I get wanting to come to the first day of class prepared. It sets the tone for the rest of the classes to come and shows that you’re prepared. In university though, prepared means you’ve glanced at the syllabus and have something to take notes with. That doesn’t mean having the textbook. Professors don’t expect you to have the textbook on the first day. Buying your books beforehand means you’ll probably spend way more money than you need to. If you need the textbook for the class, your professor will tell you or they will put it directly in the syllabus.
If you do need a textbook, follow these tips:
- Buy a used copy from another student (facebook groups are great for this)
- Ask the professor if you can use the previous edition (those are always cheaper)
- Maybe split the costs with a friend in the class and share a book
- Ebooks are your friend if you need an actual book instead of a textbook
- Shop around (Amazon, Chapters, AbeBooks, used bookstores here in Edmonton)
- Only buy from the bookstore if you have no other option (they always increase the price)
Live in Residence or Share an Apartment
Getting your own place is expensive. Yes it’s nice to be on your own. But unless you are making/have at least $1500 to spend on housing and food and utilities, living alone just isn’t possible without living in some sketchy apartments. By sharing an apartment, you can get the nice apartment you want and only pay a fraction of the rent and associated costs. NAIT doesn’t have its own residence but it does have agreements with MacEwan Residence and Horizon Residence. Living in those residences is often cheaper than getting your own place too. That puts you a 6 minute LRT ride from campus and the RA’s on every floor host lots of games and events in Residence. This means you can spend less money on going out and save more for next year.
Living with your parents during the summers for as long as you can also saves you a ton, especially if you live in Residence or rent furnished. Living at home isn’t cool, I know, but that means (probably) no rent for the summer months!
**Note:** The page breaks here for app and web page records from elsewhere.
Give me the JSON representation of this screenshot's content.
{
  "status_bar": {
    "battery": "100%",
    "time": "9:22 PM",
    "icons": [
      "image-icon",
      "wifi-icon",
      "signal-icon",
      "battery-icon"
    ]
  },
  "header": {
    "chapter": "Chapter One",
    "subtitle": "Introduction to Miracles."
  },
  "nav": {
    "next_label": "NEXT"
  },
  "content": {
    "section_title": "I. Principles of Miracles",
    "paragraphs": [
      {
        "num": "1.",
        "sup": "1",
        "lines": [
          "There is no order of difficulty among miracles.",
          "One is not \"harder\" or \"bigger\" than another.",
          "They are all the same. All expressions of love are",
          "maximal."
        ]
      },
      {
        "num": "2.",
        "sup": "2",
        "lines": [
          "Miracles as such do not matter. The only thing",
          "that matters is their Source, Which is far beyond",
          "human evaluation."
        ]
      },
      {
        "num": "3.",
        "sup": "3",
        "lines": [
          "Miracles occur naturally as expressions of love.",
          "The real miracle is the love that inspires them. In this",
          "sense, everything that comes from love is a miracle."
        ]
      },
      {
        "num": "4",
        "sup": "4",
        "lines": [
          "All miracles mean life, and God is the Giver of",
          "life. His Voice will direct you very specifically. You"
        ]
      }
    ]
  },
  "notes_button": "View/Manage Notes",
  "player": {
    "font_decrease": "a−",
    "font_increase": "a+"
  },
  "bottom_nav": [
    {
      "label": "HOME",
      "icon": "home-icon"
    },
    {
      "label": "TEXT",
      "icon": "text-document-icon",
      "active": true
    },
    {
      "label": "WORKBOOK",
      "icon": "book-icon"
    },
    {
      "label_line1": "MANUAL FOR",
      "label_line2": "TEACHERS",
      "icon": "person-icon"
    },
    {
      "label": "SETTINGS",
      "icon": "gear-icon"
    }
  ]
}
Don’t just buy whatever you want whenever you want it, especially if you are on a fixed income (living off savings and your student loans). Being a student means living off the least amount of money possible and somehow staying alive. Here are some tips to save on groceries:
- Only buy groceries that are on sale
- Buy store brand instead of name brand
- Shop at the dollar store for canned goods and pasta. It tastes the same as the stuff at the grocery store at a fraction of the price. And there’s a store a literal 5 minute walk away!
Trying to limit your spending? Here’s some tips to help with that:
- Look at how often you go out (foreign concept, I know). But try to limit yourself to one outing every two weeks
- We all love watching Disney+ AND Netflix AND Hulu AND Amazon Prime. But do you really watch them all enough to make it worth it?
- Delete the food delivery apps on your phone. If they’re not there, you won’t spend money on them
Student Discounts FTW!
Student discounts can save you so much money. Lots of places have them, they just don’t advertise it. If you go into a store to purchase something, ask if they have student discounts. If you like clothes shopping, get an SPC card and use that to save some. Places that typically have big purchases usually have some type of student discount.
Set a Budget and Stick to it!
What is a budget? It’s simply a plan on how to spend money.Budgeting is a tricky process. There are so many ways to do it and you never know what one is going to work for you. Budgeting is a long process of trial and error. But once you figure out which method works best for you, you’ll save loads. Maybe you’ll be able to afford to treat yourself to that new pair of Converse you’ve been eying up. Click the links below to check out some common budgeting methods that might work for you. Or make up your own!